Without changing a single word, write out every entry.

(Saved entries)
********
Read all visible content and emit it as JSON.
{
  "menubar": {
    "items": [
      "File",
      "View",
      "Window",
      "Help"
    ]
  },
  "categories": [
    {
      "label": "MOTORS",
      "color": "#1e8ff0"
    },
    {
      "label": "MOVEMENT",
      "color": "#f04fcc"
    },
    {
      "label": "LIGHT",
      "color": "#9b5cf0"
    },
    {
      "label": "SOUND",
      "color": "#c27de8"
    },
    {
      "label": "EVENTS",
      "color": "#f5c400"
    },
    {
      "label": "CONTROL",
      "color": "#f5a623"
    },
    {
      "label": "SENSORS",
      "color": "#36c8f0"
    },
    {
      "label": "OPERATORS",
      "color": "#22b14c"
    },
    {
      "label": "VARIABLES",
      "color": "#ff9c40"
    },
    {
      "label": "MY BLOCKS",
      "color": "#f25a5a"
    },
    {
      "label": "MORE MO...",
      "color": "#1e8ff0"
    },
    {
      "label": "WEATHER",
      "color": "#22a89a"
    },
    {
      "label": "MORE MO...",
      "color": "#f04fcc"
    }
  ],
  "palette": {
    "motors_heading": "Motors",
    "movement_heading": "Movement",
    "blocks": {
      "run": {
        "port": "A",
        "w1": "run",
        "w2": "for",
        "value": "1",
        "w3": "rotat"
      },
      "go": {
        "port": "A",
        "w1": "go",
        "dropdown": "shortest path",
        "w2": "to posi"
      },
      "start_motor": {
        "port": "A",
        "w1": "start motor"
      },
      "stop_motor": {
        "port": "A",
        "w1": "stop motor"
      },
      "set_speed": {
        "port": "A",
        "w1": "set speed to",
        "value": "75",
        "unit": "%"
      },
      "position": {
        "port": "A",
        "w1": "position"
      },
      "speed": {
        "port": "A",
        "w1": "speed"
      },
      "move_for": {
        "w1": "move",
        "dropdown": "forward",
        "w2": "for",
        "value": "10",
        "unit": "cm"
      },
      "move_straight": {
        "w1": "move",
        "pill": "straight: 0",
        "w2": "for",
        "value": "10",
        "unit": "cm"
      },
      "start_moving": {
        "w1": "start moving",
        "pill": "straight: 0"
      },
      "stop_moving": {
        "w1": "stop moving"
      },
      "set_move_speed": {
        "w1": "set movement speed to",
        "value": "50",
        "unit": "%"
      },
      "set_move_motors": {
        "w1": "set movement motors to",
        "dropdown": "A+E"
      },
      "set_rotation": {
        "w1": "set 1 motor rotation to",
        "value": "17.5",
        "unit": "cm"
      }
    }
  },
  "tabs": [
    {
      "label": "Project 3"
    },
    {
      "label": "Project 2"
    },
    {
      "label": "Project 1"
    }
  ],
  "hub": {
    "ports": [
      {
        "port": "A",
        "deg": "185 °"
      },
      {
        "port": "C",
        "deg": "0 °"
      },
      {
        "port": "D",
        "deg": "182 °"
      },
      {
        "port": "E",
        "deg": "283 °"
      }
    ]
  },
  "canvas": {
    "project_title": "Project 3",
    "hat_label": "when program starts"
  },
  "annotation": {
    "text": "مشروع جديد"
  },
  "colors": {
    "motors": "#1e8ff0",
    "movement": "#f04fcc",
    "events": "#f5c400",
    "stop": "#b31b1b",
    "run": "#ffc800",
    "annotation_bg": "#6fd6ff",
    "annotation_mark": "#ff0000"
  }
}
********
*ANSWER TO THIS EXERCISE*:
Read all visible content and emit it as JSON.
{
  "menubar": {
    "items": [
      "File",
      "View",
      "Window",
      "Help"
    ]
  },
  "categories": [
    {
      "label": "MOTORS",
      "color": "#1e8ff0"
    },
    {
      "label": "MOVEMENT",
      "color": "#f04fcc"
    },
    {
      "label": "LIGHT",
      "color": "#9b5cf0"
    },
    {
      "label": "SOUND",
      "color": "#c27de8"
    },
    {
      "label": "EVENTS",
      "color": "#f5c400"
    },
    {
      "label": "CONTROL",
      "color": "#f5a623"
    },
    {
      "label": "SENSORS",
      "color": "#36c8f0"
    },
    {
      "label": "OPERATORS",
      "color": "#22b14c"
    },
    {
      "label": "VARIABLES",
      "color": "#ff9c40"
    },
    {
      "label": "MY BLOCKS",
      "color": "#f25a5a"
    },
    {
      "label": "MORE MO...",
      "color": "#1e8ff0"
    },
    {
      "label": "WEATHER",
      "color": "#22a89a"
    },
    {
      "label": "MORE MO...",
      "color": "#f04fcc"
    }
  ],
  "palette": {
    "motors_heading": "Motors",
    "movement_heading": "Movement",
    "blocks": {
      "run": {
        "port": "A",
        "w1": "run",
        "w2": "for",
        "value": "1",
        "w3": "rotat"
      },
      "go": {
        "port": "A",
        "w1": "go",
        "dropdown": "shortest path",
        "w2": "to posi"
      },
      "start_motor": {
        "port": "A",
        "w1": "start motor"
      },
      "stop_motor": {
        "port": "A",
        "w1": "stop motor"
      },
      "set_speed": {
        "port": "A",
        "w1": "set speed to",
        "value": "75",
        "unit": "%"
      },
      "position": {
        "port": "A",
        "w1": "position"
      },
      "speed": {
        "port": "A",
        "w1": "speed"
      },
      "move_for": {
        "w1": "move",
        "dropdown": "forward",
        "w2": "for",
        "value": "10",
        "unit": "cm"
      },
      "move_straight": {
        "w1": "move",
        "pill": "straight: 0",
        "w2": "for",
        "value": "10",
        "unit": "cm"
      },
      "start_moving": {
        "w1": "start moving",
        "pill": "straight: 0"
      },
      "stop_moving": {
        "w1": "stop moving"
      },
      "set_move_speed": {
        "w1": "set movement speed to",
        "value": "50",
        "unit": "%"
      },
      "set_move_motors": {
        "w1": "set movement motors to",
        "dropdown": "A+E"
      },
      "set_rotation": {
        "w1": "set 1 motor rotation to",
        "value": "17.5",
        "unit": "cm"
      }
    }
  },
  "tabs": [
    {
      "label": "Project 3"
    },
    {
      "label": "Project 2"
    },
    {
      "label": "Project 1"
    }
  ],
  "hub": {
    "ports": [
      {
        "port": "A",
        "deg": "185 °"
      },
      {
        "port": "C",
        "deg": "0 °"
      },
      {
        "port": "D",
        "deg": "182 °"
      },
      {
        "port": "E",
        "deg": "283 °"
      }
    ]
  },
  "canvas": {
    "project_title": "Project 3",
    "hat_label": "when program starts"
  },
  "annotation": {
    "text": "مشروع جديد"
  },
  "colors": {
    "motors": "#1e8ff0",
    "movement": "#f04fcc",
    "events": "#f5c400",
    "stop": "#b31b1b",
    "run": "#ffc800",
    "annotation_bg": "#6fd6ff",
    "annotation_mark": "#ff0000"
  }
}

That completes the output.